Work instruction:
In the entries below, count each line where "into" appears. Give the total and nothing more.

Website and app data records
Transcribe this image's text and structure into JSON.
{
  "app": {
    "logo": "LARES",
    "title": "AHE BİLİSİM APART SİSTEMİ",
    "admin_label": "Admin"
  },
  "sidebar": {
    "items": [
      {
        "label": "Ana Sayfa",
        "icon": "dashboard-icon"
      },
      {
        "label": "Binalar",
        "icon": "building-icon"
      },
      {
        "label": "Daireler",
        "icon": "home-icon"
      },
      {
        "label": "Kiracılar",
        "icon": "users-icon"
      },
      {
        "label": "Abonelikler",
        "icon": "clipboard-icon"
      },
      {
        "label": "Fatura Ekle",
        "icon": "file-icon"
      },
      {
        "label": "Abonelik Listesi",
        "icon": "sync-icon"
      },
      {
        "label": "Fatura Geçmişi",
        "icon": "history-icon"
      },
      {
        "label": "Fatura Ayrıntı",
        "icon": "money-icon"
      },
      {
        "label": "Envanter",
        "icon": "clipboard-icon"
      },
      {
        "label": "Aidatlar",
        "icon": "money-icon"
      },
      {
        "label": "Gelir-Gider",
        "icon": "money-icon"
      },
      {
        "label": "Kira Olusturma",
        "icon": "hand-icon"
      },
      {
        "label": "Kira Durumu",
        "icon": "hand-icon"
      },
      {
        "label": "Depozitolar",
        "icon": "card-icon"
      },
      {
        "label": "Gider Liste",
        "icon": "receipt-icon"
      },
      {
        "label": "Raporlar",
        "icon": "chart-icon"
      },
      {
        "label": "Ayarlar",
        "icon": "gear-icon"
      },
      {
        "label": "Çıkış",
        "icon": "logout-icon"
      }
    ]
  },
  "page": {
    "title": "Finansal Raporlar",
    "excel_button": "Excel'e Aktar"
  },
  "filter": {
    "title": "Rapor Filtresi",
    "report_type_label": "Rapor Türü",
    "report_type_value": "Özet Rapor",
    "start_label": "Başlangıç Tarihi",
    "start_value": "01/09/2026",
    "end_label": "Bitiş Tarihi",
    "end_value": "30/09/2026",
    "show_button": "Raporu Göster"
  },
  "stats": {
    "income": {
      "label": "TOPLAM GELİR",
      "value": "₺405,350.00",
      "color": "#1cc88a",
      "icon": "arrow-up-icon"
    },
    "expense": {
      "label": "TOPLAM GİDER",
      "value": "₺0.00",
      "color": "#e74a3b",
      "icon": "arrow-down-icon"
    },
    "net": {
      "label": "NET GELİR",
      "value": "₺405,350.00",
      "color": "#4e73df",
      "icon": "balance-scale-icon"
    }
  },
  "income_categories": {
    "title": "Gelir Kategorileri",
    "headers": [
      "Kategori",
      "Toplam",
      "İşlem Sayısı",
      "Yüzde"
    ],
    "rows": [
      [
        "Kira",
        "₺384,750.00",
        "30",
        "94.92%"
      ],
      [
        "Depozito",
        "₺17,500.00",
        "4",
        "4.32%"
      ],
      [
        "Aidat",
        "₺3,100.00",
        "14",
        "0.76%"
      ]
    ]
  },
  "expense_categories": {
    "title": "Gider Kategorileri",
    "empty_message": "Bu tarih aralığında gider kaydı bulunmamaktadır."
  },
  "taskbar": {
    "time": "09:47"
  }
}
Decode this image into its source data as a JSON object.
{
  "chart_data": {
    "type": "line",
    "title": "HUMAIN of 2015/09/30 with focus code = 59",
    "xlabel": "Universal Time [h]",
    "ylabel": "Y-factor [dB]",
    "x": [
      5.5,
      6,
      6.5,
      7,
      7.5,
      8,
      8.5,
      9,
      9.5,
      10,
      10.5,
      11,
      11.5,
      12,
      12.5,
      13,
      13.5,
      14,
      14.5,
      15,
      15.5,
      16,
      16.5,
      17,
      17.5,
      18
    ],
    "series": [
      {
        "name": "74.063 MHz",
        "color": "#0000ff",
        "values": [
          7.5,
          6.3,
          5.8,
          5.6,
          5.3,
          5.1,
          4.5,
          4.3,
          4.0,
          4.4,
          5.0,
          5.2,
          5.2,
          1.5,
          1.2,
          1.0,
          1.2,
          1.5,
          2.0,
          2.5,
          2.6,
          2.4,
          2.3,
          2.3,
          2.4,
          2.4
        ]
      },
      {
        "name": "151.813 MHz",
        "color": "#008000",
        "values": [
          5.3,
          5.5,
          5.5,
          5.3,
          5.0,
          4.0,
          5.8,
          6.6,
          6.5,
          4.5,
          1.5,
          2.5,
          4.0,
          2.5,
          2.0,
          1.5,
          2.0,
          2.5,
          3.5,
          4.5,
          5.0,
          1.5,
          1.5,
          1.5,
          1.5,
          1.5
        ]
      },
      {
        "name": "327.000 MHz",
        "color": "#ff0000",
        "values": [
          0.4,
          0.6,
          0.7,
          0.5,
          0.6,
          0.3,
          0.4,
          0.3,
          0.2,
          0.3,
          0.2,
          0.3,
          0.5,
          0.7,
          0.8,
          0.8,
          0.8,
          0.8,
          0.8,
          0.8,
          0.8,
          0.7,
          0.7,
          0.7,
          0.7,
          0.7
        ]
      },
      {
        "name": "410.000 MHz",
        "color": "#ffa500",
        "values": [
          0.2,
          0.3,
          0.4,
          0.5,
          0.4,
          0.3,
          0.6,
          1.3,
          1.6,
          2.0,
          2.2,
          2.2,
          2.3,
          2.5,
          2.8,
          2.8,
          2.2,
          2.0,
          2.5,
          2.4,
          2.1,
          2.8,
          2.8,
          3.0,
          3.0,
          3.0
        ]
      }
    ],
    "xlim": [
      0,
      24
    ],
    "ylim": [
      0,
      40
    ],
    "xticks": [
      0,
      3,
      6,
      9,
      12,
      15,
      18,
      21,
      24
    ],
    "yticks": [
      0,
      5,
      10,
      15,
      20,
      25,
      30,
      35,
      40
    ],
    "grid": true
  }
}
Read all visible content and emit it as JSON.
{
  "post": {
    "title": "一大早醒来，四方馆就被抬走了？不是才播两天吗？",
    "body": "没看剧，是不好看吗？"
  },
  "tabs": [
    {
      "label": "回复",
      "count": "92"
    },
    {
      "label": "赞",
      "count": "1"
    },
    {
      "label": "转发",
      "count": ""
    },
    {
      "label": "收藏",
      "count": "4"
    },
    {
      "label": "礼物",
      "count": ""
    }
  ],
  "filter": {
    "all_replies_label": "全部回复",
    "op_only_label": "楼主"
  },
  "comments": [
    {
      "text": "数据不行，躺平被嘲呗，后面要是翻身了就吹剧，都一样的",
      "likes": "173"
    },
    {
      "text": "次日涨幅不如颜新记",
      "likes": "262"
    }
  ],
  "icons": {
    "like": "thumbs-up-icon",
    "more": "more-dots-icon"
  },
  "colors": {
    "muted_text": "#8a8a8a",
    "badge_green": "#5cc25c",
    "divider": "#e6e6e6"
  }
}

Written response:
2